(Beginning of Task input)

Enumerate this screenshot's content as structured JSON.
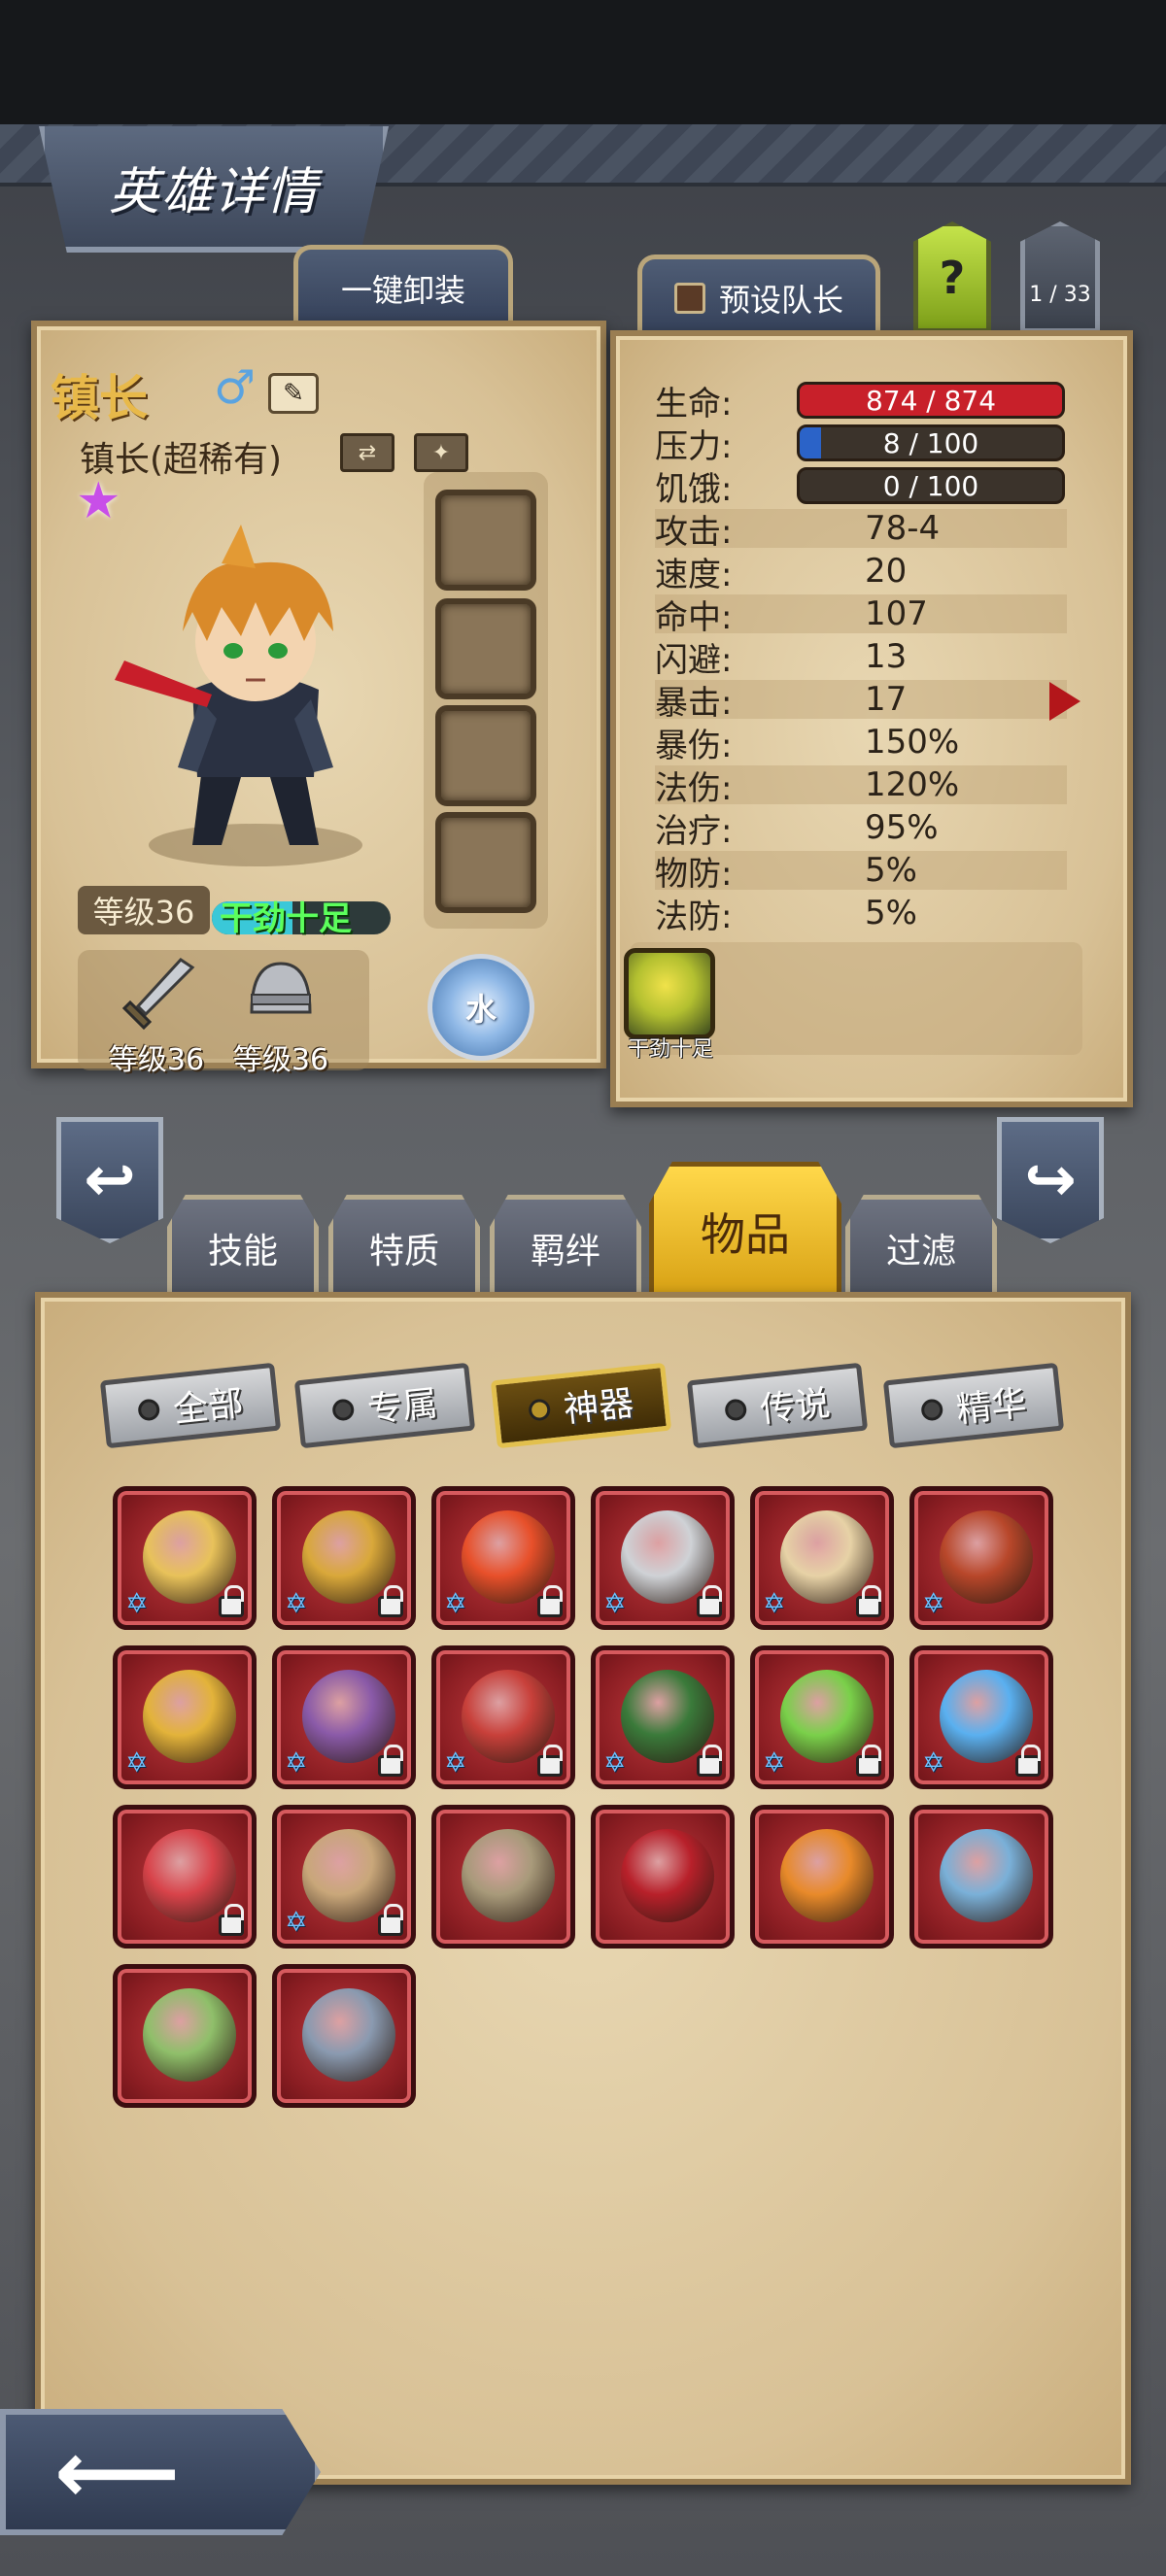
{
  "header": {
    "title": "英雄详情"
  },
  "top_buttons": {
    "unequip_all": "一键卸装",
    "preset_leader": "预设队长",
    "help": "?",
    "page_counter": "1 / 33"
  },
  "hero": {
    "name": "镇长",
    "rank": "镇长(超稀有)",
    "level": "等级36",
    "status_label": "干劲十足",
    "status_fill": 0.45,
    "element": "水",
    "gender_icon": "male-icon",
    "equipment": [
      {
        "icon": "sword-icon",
        "level": "等级36"
      },
      {
        "icon": "helmet-icon",
        "level": "等级36"
      }
    ]
  },
  "stats": {
    "bars": [
      {
        "label": "生命:",
        "value": "874 / 874",
        "fill": 1.0,
        "color": "#c8202a"
      },
      {
        "label": "压力:",
        "value": "8 / 100",
        "fill": 0.08,
        "color": "#2b63c8"
      },
      {
        "label": "饥饿:",
        "value": "0 / 100",
        "fill": 0.0,
        "color": "#7a5a2a"
      }
    ],
    "rows": [
      {
        "label": "攻击:",
        "value": "78-4"
      },
      {
        "label": "速度:",
        "value": "20"
      },
      {
        "label": "命中:",
        "value": "107"
      },
      {
        "label": "闪避:",
        "value": "13"
      },
      {
        "label": "暴击:",
        "value": "17"
      },
      {
        "label": "暴伤:",
        "value": "150%"
      },
      {
        "label": "法伤:",
        "value": "120%"
      },
      {
        "label": "治疗:",
        "value": "95%"
      },
      {
        "label": "物防:",
        "value": "5%"
      },
      {
        "label": "法防:",
        "value": "5%"
      }
    ],
    "trait": {
      "label": "干劲十足",
      "icon": "happy-face-trait-icon"
    }
  },
  "tabs": [
    {
      "label": "技能",
      "active": false
    },
    {
      "label": "特质",
      "active": false
    },
    {
      "label": "羁绊",
      "active": false
    },
    {
      "label": "物品",
      "active": true
    },
    {
      "label": "过滤",
      "active": false
    }
  ],
  "filters": [
    {
      "label": "全部",
      "active": false
    },
    {
      "label": "专属",
      "active": false
    },
    {
      "label": "神器",
      "active": true
    },
    {
      "label": "传说",
      "active": false
    },
    {
      "label": "精华",
      "active": false
    }
  ],
  "items": [
    {
      "icon": "golden-hood-icon",
      "color": "#e8c25a",
      "locked": true,
      "starred": true
    },
    {
      "icon": "winged-mace-icon",
      "color": "#d9a83a",
      "locked": true,
      "starred": true
    },
    {
      "icon": "fire-heart-icon",
      "color": "#e8502a",
      "locked": true,
      "starred": true
    },
    {
      "icon": "silver-ring-icon",
      "color": "#cfd2d6",
      "locked": true,
      "starred": true
    },
    {
      "icon": "horn-cup-icon",
      "color": "#e7d2a6",
      "locked": true,
      "starred": true
    },
    {
      "icon": "demon-helm-icon",
      "color": "#b8472a",
      "locked": false,
      "starred": true
    },
    {
      "icon": "gem-crown-icon",
      "color": "#e3b33a",
      "locked": false,
      "starred": true
    },
    {
      "icon": "witch-hat-icon",
      "color": "#8a5aa8",
      "locked": true,
      "starred": true
    },
    {
      "icon": "eye-scarf-icon",
      "color": "#c8403a",
      "locked": true,
      "starred": true
    },
    {
      "icon": "pirate-hat-icon",
      "color": "#3a7a3a",
      "locked": true,
      "starred": true
    },
    {
      "icon": "vine-whip-icon",
      "color": "#7ad04a",
      "locked": true,
      "starred": true
    },
    {
      "icon": "crystal-orb-icon",
      "color": "#5ab0f0",
      "locked": true,
      "starred": true
    },
    {
      "icon": "red-tome-icon",
      "color": "#d8434a",
      "locked": true,
      "starred": false
    },
    {
      "icon": "mantle-cloak-icon",
      "color": "#c9a77a",
      "locked": true,
      "starred": true
    },
    {
      "icon": "war-hammer-icon",
      "color": "#a89a7a",
      "locked": false,
      "starred": false
    },
    {
      "icon": "crimson-blade-icon",
      "color": "#b8202a",
      "locked": false,
      "starred": false
    },
    {
      "icon": "pumpkin-ring-icon",
      "color": "#e88a2a",
      "locked": false,
      "starred": false
    },
    {
      "icon": "steel-gauntlet-icon",
      "color": "#7ab0d8",
      "locked": false,
      "starred": false
    },
    {
      "icon": "green-dagger-icon",
      "color": "#8fbf6a",
      "locked": false,
      "starred": false
    },
    {
      "icon": "spiked-shield-icon",
      "color": "#8a9ab0",
      "locked": false,
      "starred": false
    }
  ],
  "nav": {
    "prev": "↩",
    "next": "↪",
    "back": "⟵"
  }
}
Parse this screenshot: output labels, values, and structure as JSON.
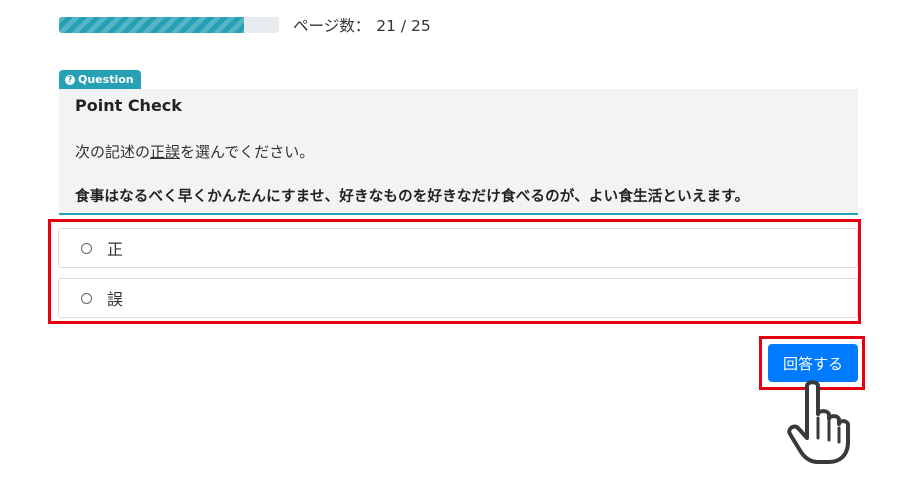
{
  "progress": {
    "value": 0.84,
    "label": "ページ数：",
    "count": "21 / 25"
  },
  "question": {
    "tag": "Question",
    "tag_icon": "question-circle-icon",
    "title": "Point Check",
    "instruction_before": "次の記述の",
    "instruction_underlined": "正誤",
    "instruction_after": "を選んでください。",
    "statement": "食事はなるべく早くかんたんにすませ、好きなものを好きなだけ食べるのが、よい食生活といえます。"
  },
  "options": [
    {
      "label": "正"
    },
    {
      "label": "誤"
    }
  ],
  "submit_label": "回答する",
  "colors": {
    "accent": "#26a0b4",
    "highlight": "#e60012",
    "button": "#007bff"
  },
  "cursor_icon": "hand-pointer-icon"
}
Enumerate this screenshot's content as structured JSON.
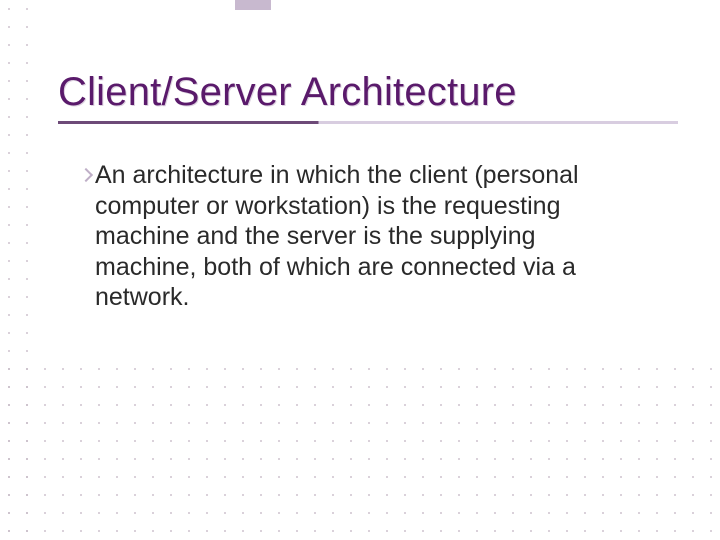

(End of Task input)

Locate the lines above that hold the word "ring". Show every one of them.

→ **Task answer**:
      "icon": "silver-ring-icon",
      "icon": "pumpkin-ring-icon",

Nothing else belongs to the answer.